What to do | Which of the lines in the listing that follows hold "value"? Pull each one out.

Start of Block

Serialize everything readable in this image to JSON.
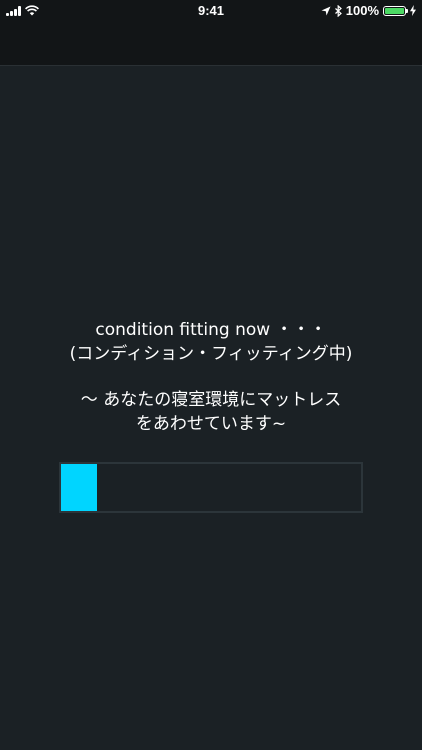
{
  "status_bar": {
    "time": "9:41",
    "battery_percent": "100%",
    "icons": [
      "signal-icon",
      "wifi-icon",
      "location-icon",
      "bluetooth-icon",
      "battery-icon",
      "charging-icon"
    ]
  },
  "message": {
    "line1": "condition fitting now ・・・",
    "line2": "(コンディション・フィッティング中)",
    "line3": "～ あなたの寝室環境にマットレス",
    "line4": "をあわせています~"
  },
  "progress": {
    "fraction": 0.12,
    "color": "#00d5ff"
  }
}
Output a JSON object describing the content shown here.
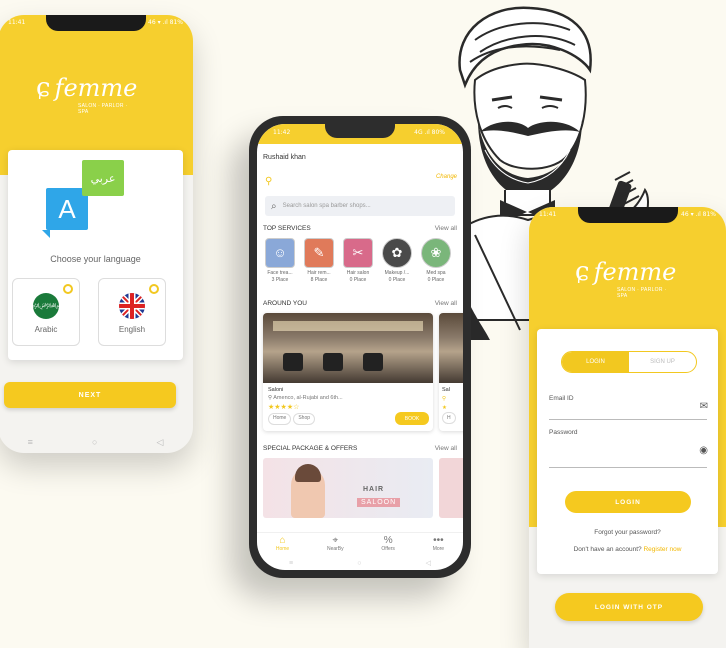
{
  "colors": {
    "accent": "#f6cf2e",
    "background": "#fcfaf1",
    "dark_frame": "#2d2d2d"
  },
  "brand": {
    "name": "femme",
    "tagline": "SALON · PARLOR · SPA"
  },
  "language_screen": {
    "status_left": "11:41",
    "status_right": "46 ▾ .ıl 81%",
    "translate_glyph_en": "A",
    "translate_glyph_ar": "عربي",
    "prompt": "Choose your language",
    "options": [
      {
        "label": "Arabic",
        "flag": "saudi-flag"
      },
      {
        "label": "English",
        "flag": "uk-flag"
      }
    ],
    "next_label": "NEXT"
  },
  "home_screen": {
    "status_left": "11:42",
    "status_right": "4G .ıl 80%",
    "user_name": "Rushaid khan",
    "change_label": "Change",
    "search_placeholder": "Search salon spa barber shops...",
    "top_services": {
      "title": "TOP SERVICES",
      "view_all": "View all",
      "items": [
        {
          "name": "Face trea...",
          "count": "3 Place",
          "color": "#8aa8d8"
        },
        {
          "name": "Hair rem...",
          "count": "8 Place",
          "color": "#e07a5a"
        },
        {
          "name": "Hair salon",
          "count": "0 Place",
          "color": "#d86a8a"
        },
        {
          "name": "Makeup /...",
          "count": "0 Place",
          "color": "#4a4a4a"
        },
        {
          "name": "Med spa",
          "count": "0 Place",
          "color": "#7ab67a"
        }
      ]
    },
    "around_you": {
      "title": "AROUND YOU",
      "view_all": "View all",
      "salon": {
        "name": "Saloni",
        "address": "Amenco, al-Rujabi and 6th...",
        "tags": [
          "Home",
          "Shop"
        ],
        "book_label": "BOOK"
      },
      "salon_partial": {
        "name": "Sal",
        "tag": "H"
      }
    },
    "special": {
      "title": "SPECIAL PACKAGE & OFFERS",
      "view_all": "View all",
      "banner_line1": "HAIR",
      "banner_line2": "SALOON"
    },
    "nav": [
      {
        "label": "Home",
        "icon": "home-icon"
      },
      {
        "label": "NearBy",
        "icon": "nearby-icon"
      },
      {
        "label": "Offers",
        "icon": "offers-icon"
      },
      {
        "label": "More",
        "icon": "more-icon"
      }
    ]
  },
  "login_screen": {
    "status_left": "11:41",
    "status_right": "46 ▾ .ıl 81%",
    "tab_login": "LOGIN",
    "tab_signup": "SIGN UP",
    "email_label": "Email ID",
    "password_label": "Password",
    "login_label": "LOGIN",
    "forgot": "Forgot your password?",
    "no_account": "Don't have an account?",
    "register": "Register now",
    "otp_label": "LOGIN WITH OTP"
  }
}
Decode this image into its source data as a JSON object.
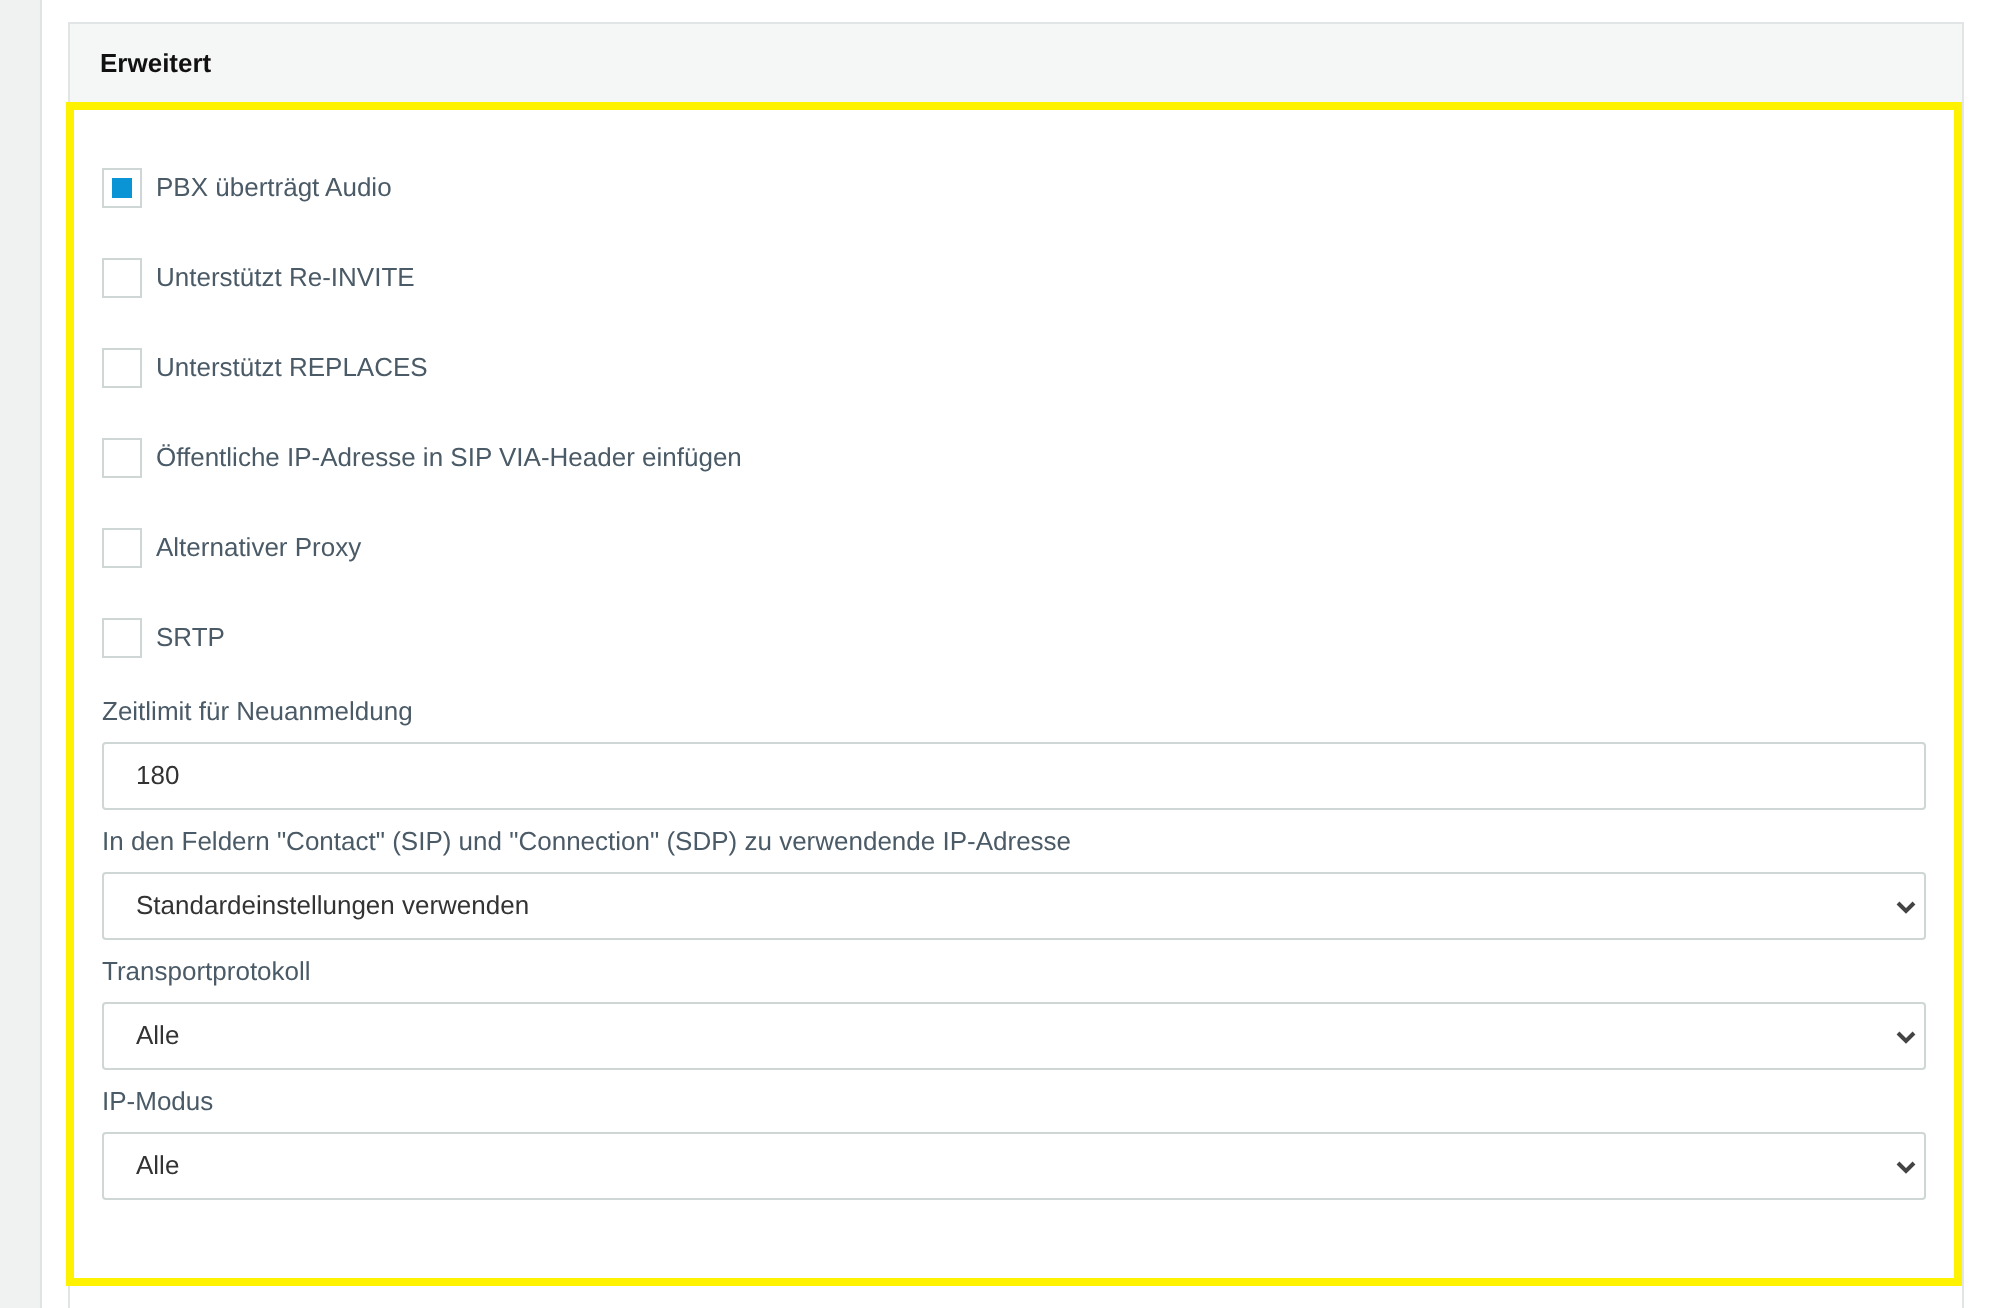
{
  "panel": {
    "title": "Erweitert"
  },
  "fields": [
    {
      "kind": "checkbox",
      "label": "PBX überträgt Audio",
      "checked": true
    },
    {
      "kind": "checkbox",
      "label": "Unterstützt Re-INVITE",
      "checked": false
    },
    {
      "kind": "checkbox",
      "label": "Unterstützt REPLACES",
      "checked": false
    },
    {
      "kind": "checkbox",
      "label": "Öffentliche IP-Adresse in SIP VIA-Header einfügen",
      "checked": false
    },
    {
      "kind": "checkbox",
      "label": "Alternativer Proxy",
      "checked": false
    },
    {
      "kind": "checkbox",
      "label": "SRTP",
      "checked": false
    },
    {
      "kind": "text",
      "label": "Zeitlimit für Neuanmeldung",
      "value": "180"
    },
    {
      "kind": "select",
      "label": "In den Feldern \"Contact\" (SIP) und \"Connection\" (SDP) zu verwendende IP-Adresse",
      "value": "Standardeinstellungen verwenden"
    },
    {
      "kind": "select",
      "label": "Transportprotokoll",
      "value": "Alle"
    },
    {
      "kind": "select",
      "label": "IP-Modus",
      "value": "Alle"
    }
  ]
}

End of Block

Your response |
      "value": "180"
      "value": "Standardeinstellungen verwenden"
      "value": "Alle"
      "value": "Alle"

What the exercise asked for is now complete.